■ Your task ■
Could you return all of the listing below exactly, please?
_____
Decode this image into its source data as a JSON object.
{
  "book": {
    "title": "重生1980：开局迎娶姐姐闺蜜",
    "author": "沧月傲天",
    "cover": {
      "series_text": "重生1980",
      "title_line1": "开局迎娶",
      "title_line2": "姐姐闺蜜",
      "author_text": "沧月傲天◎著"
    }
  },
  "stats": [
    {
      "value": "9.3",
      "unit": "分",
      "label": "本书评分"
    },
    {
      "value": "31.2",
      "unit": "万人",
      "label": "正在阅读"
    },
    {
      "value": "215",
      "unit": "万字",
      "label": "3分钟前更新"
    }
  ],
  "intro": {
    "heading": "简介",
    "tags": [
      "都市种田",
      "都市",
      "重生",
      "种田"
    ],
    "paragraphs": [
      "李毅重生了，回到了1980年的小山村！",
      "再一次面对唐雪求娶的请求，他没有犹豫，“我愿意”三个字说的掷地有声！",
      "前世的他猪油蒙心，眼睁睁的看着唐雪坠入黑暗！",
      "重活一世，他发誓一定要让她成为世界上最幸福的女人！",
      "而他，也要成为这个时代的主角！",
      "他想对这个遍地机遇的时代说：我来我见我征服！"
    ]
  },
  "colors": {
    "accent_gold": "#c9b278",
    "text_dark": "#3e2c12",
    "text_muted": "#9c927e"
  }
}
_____
■ Solution to this exercise ■
Decode this image into its source data as a JSON object.
{
  "book": {
    "title": "重生1980：开局迎娶姐姐闺蜜",
    "author": "沧月傲天",
    "cover": {
      "series_text": "重生1980",
      "title_line1": "开局迎娶",
      "title_line2": "姐姐闺蜜",
      "author_text": "沧月傲天◎著"
    }
  },
  "stats": [
    {
      "value": "9.3",
      "unit": "分",
      "label": "本书评分"
    },
    {
      "value": "31.2",
      "unit": "万人",
      "label": "正在阅读"
    },
    {
      "value": "215",
      "unit": "万字",
      "label": "3分钟前更新"
    }
  ],
  "intro": {
    "heading": "简介",
    "tags": [
      "都市种田",
      "都市",
      "重生",
      "种田"
    ],
    "paragraphs": [
      "李毅重生了，回到了1980年的小山村！",
      "再一次面对唐雪求娶的请求，他没有犹豫，“我愿意”三个字说的掷地有声！",
      "前世的他猪油蒙心，眼睁睁的看着唐雪坠入黑暗！",
      "重活一世，他发誓一定要让她成为世界上最幸福的女人！",
      "而他，也要成为这个时代的主角！",
      "他想对这个遍地机遇的时代说：我来我见我征服！"
    ]
  },
  "colors": {
    "accent_gold": "#c9b278",
    "text_dark": "#3e2c12",
    "text_muted": "#9c927e"
  }
}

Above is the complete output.